Senegal: Invaluable Archives Destroyed during Unrest at Dakar’s Main University
Students from Dakar’s Cheikh Anta Diop University are attempting to rescue some 200,000 university documents that were burnt during the deadly protests following the two-year prison sentence handed down to opponent Ousmane Sonko. One week after the end of a deadly unrest that shook Senegal, the country still counts its losses. Volunteers and staff from Dakar’s Cheikh Anta Diop University are trying to salvage what can still be out of some 200,000 university archives. Youths armed with Molotov cocktail allegedly set ablaze the building. “…. until proven otherwise, [I believe] students came and deemed it necessary to burn down the archives of the Faculty of Letters and Humanities, a despicable result, I’m short of words,” emotional Abdourakhmane Kounta, an archivist and documentarist at the Faculty of Arts said. … The Cheikh Anta Diop University archives included documents spanning from 1957 to 2010. The destroyed files are mainly student registration forms, photos, birth certificates, report cards and theses. AfricaNews/AFP

White Rhinos Reintroduced to DR Congo National Park
Sixteen southern white rhinoceroses have been released into Garamba National Park in the Democratic Republic of the Congo (DRC), officials said on Saturday, reintroducing an endangered species that was decimated by poaching. The last northern white rhino in the park, which lies in the DRC’s northeast, was poached in 2006. According to a joint statement from the park and conservation groups, 16 southern white rhinos have been transported from a private reserve in South Africa to Garamba. “The return of white rhinos to the Democratic Republic of the Congo is a testament to our country’s commitment to biodiversity conservation,” Yves Milan Ngangay, the director general of the Congolese Institute for the Conservation of Nature (ICCN), said in a statement. African Parks CEO Peter Fearnhead was also quoted in the statement as saying that efforts to save the northern white rhinos in the park had been “too little, too late”. “This reintroduction is the start of a process whereby southern white rhino as the closest genetic alternative can fulfil the role of the northern white rhino in the landscape,” he said. Al Jazeera

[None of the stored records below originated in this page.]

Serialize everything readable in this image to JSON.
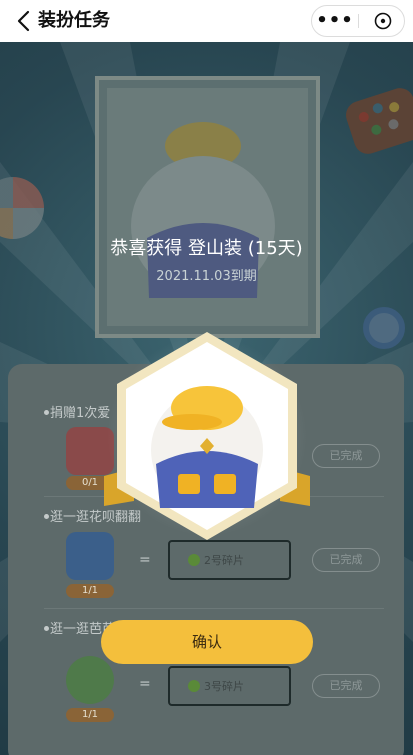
{
  "nav": {
    "title": "装扮任务",
    "more_label": "•••"
  },
  "reward": {
    "title": "恭喜获得 登山装 (15天)",
    "expire": "2021.11.03到期",
    "confirm_label": "确认"
  },
  "tasks": [
    {
      "title": "捐赠1次爱",
      "count": "0/1",
      "piece": "",
      "status": "已完成"
    },
    {
      "title": "逛一逛花呗翻翻",
      "count": "1/1",
      "piece": "2号碎片",
      "status": "已完成"
    },
    {
      "title": "逛一逛芭芭农场",
      "count": "1/1",
      "piece": "3号碎片",
      "status": "已完成"
    }
  ],
  "colors": {
    "accent": "#f4bf3c",
    "overlay": "#2a4a55",
    "hex_border": "#f2e6c0"
  }
}
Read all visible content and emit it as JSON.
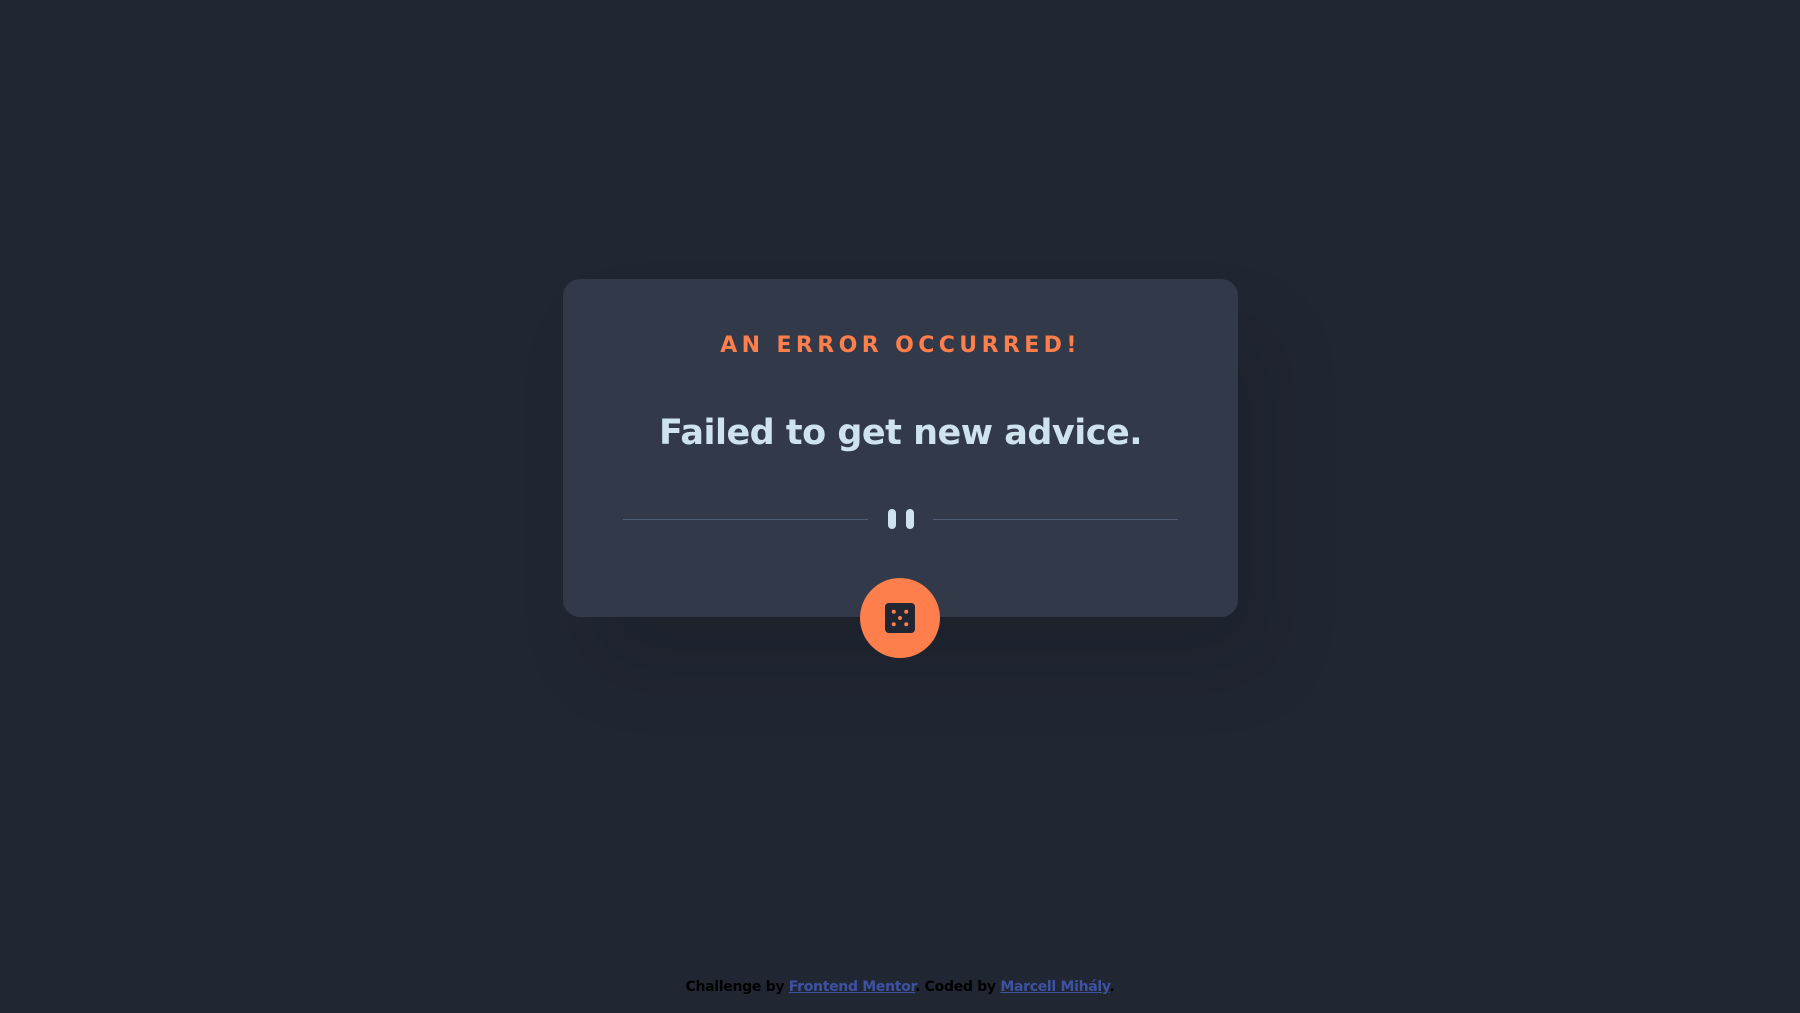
{
  "colors": {
    "background": "#202632",
    "card": "#323a49",
    "accent": "#ff7f4c",
    "text": "#cfe3ed",
    "divider": "#4f5d74",
    "link": "#3e52a3"
  },
  "card": {
    "advice_id": "AN ERROR OCCURRED!",
    "advice_text": "Failed to get new advice.",
    "divider_icon": "pause-icon"
  },
  "dice_button": {
    "icon": "dice-icon"
  },
  "attribution": {
    "challenge_prefix": "Challenge by ",
    "challenge_link": "Frontend Mentor",
    "separator": ". Coded by ",
    "author_link": "Marcell Mihály",
    "suffix": "."
  }
}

Ama Ata Aidoo Obituary
Ama Ata Aidoo, who has died aged 81, was one of Africa’s most influential writers. Her plays, short stories, novels and essays explored the experiences of women in contemporary Africa, both rural and urban – women who are remarkable for their spirit, humour and resilience. … While her first play examines cultural conflicts in contemporary Ghana, during the optimism created by Kwame Nkrumah’s success in achieving independence, Anowa, written after the 1966 military coup that deposed Nkrumah amid accusations of corruption, reflects on Ghanaian history and the complicity of African chiefs with slavery. In the face of political dereliction, the play calls for a shift away from materialism and self-interest. … However, it is Aidoo’s fiction that has reached a worldwide audience. Her first volume of short stories, No Sweetness Here, was published in 1971. Many of the stories were written to be read on radio, with listeners as well as readers in mind, combining traditional oral storytelling, and communal participation, with European reader-oriented narrative techniques. They also showed how western technology can be put to the service of African culture rather than replacing or subduing it. The Guardian